Rolls-Royce-led consortium seeks government funds for UK nuclear power project

28 January 2019 (Last Updated January 28th, 2019 17:35)

A Rolls-Royce-led consortium has reportedly requested around £200m from the UK Government to help develop small nuclear reactors.

Rolls-Royce-led consortium seeks government funds for UK nuclear power project
The IEA warn that a decline in nuclear power could lead to increased emissions. Credit: David Dixon.

A Rolls-Royce-led consortium has reportedly requested around £200m from the UK Government to help develop small nuclear reactors. .

Firms that are part of this consortium include Laing O’Rourke and Arup, reported Financial Times.

The UK government is evaluating its plans to develop new nuclear power plants given that Hitachi and Toshiba have withdrawn from major projects.

Earlier this month, Hitachi announced its decision to withdraw from the Wylfa plant in north Wales.

Over 40% of the country’s planned new nuclear power generation capacity has been in limbo, with Toshiba withdrawing from the development of a nuclear plant in Cumbria in 2018, and Hitachi exiting its plans for another nuclear plant in Gloucestershire.

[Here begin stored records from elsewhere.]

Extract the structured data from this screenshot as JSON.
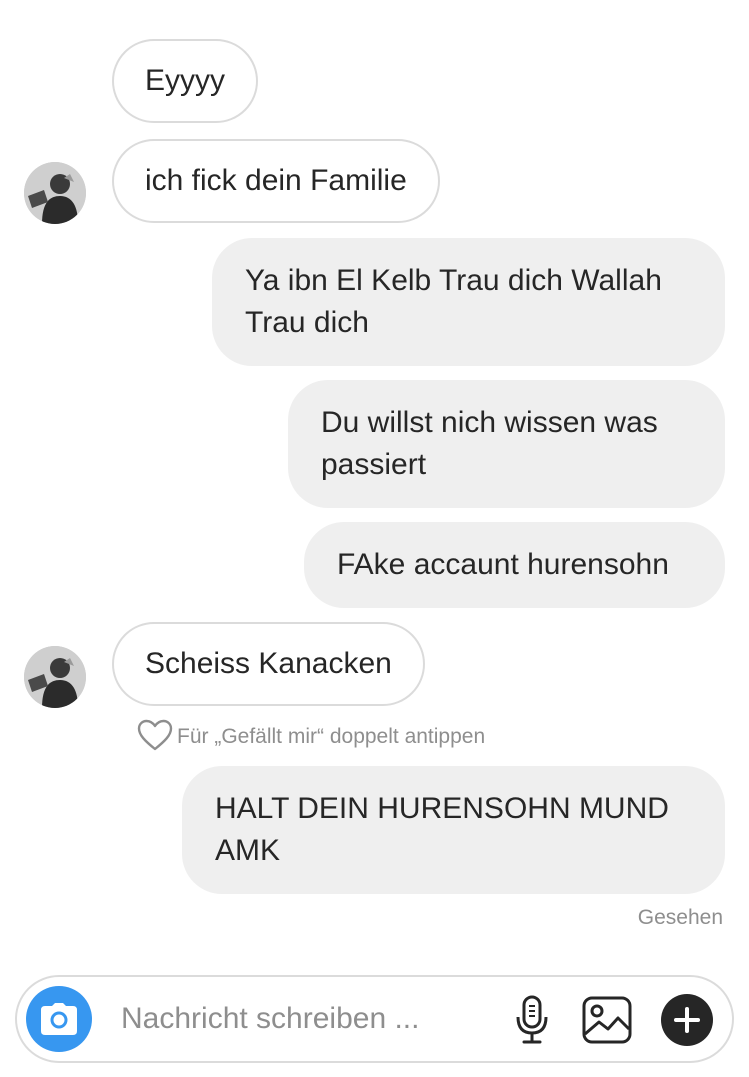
{
  "conversation": {
    "messages": [
      {
        "direction": "incoming",
        "text": "Eyyyy"
      },
      {
        "direction": "incoming",
        "text": "ich fick dein Familie"
      },
      {
        "direction": "outgoing",
        "text": "Ya ibn El Kelb Trau dich Wallah Trau dich"
      },
      {
        "direction": "outgoing",
        "text": "Du willst nich wissen was passiert"
      },
      {
        "direction": "outgoing",
        "text": "FAke accaunt hurensohn"
      },
      {
        "direction": "incoming",
        "text": "Scheiss Kanacken"
      },
      {
        "direction": "outgoing",
        "text": "HALT DEIN HURENSOHN MUND AMK"
      }
    ],
    "like_hint": "Für „Gefällt mir“ doppelt antippen",
    "seen_status": "Gesehen"
  },
  "composer": {
    "placeholder": "Nachricht schreiben ...",
    "icons": [
      "camera-icon",
      "microphone-icon",
      "gallery-icon",
      "plus-icon"
    ]
  },
  "colors": {
    "accent": "#3797f0",
    "outgoing_bubble": "#efefef",
    "incoming_border": "#dbdbdb",
    "text": "#262626",
    "meta_text": "#8e8e8e"
  }
}
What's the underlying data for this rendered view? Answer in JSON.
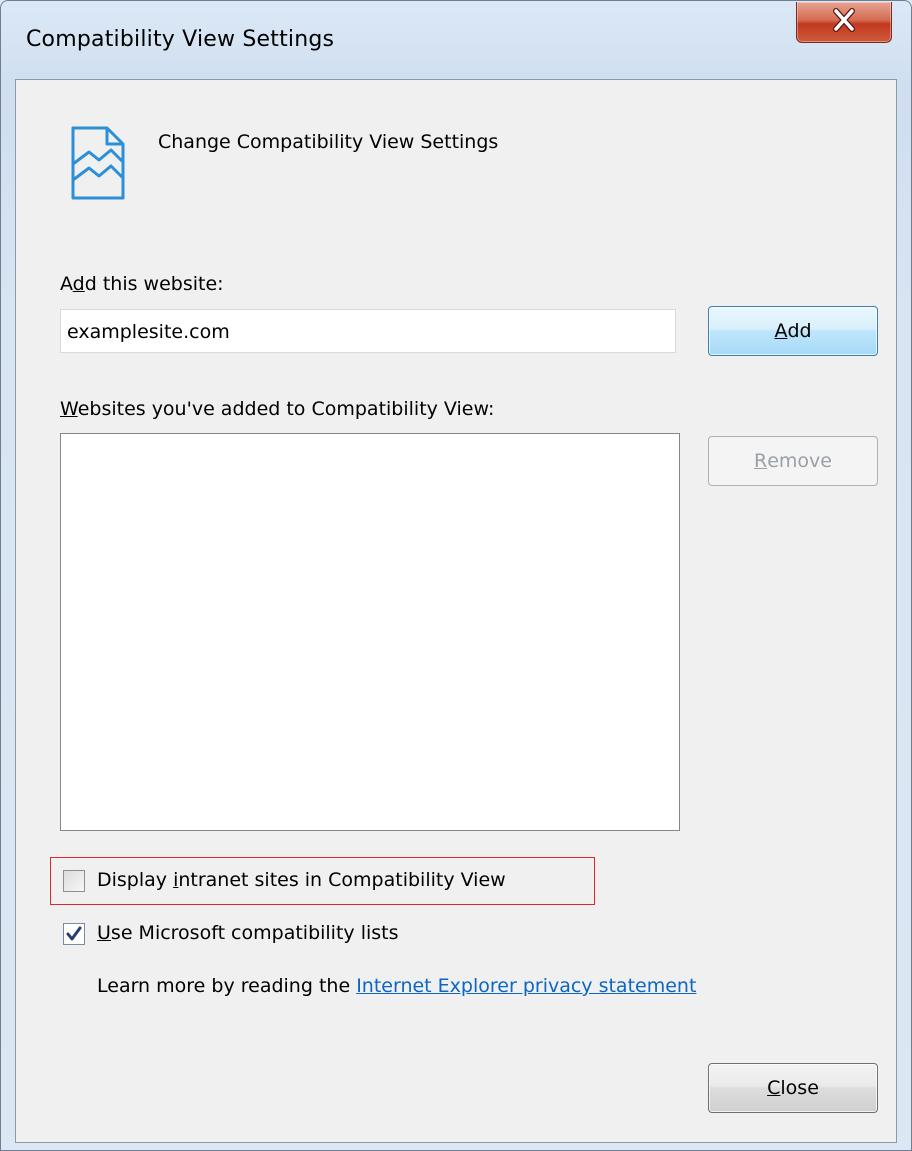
{
  "window": {
    "title": "Compatibility View Settings",
    "close_glyph": "X"
  },
  "header": {
    "icon": "compatibility-view-icon",
    "text": "Change Compatibility View Settings"
  },
  "add_site": {
    "label_prefix": "A",
    "label_accel": "d",
    "label_suffix": "d this website:",
    "input_value": "examplesite.com",
    "button_accel": "A",
    "button_rest": "dd"
  },
  "site_list": {
    "label_accel": "W",
    "label_rest": "ebsites you've added to Compatibility View:",
    "items": [],
    "remove_accel": "R",
    "remove_rest": "emove"
  },
  "options": {
    "intranet_prefix": "Display ",
    "intranet_accel": "i",
    "intranet_suffix": "ntranet sites in Compatibility View",
    "intranet_checked": false,
    "mslists_accel": "U",
    "mslists_rest": "se Microsoft compatibility lists",
    "mslists_checked": true
  },
  "learn_more": {
    "text": "Learn more by reading the",
    "link": "Internet Explorer privacy statement"
  },
  "footer": {
    "close_accel": "C",
    "close_rest": "lose"
  },
  "colors": {
    "link": "#0d66c2",
    "highlight": "#e0262a",
    "close_button": "#c2381f"
  }
}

The withdrawal of these two firms has hindered the country’s plans to revive nuclear power.

“Our consortium is in discussions with UK Government officials that we hope could result in a significant joint investment in our power plant design.”

Government funding would also be matched by the consortium. These funds will help develop Rolls-Royce’s technology until the later stages of the licensing process.

The group has applied for funding from the government’s Industrial Strategy Challenge Fund under UK Research and Innovation.

Sources told the financial daily that the consortium had “entered detailed negotiations” with UKRI before Christmas.

Rolls-Royce previously stated that a small modular reactor would cost around £2.5bn to build.

The group plans to work on small modular reactors that can deliver nuclear power at lower cost and reduced risk.

Rolls-Royce confirmed to Financial Times: “Our consortium is in discussions with UK government officials that we hope could result in a significant joint investment in our power plant design.”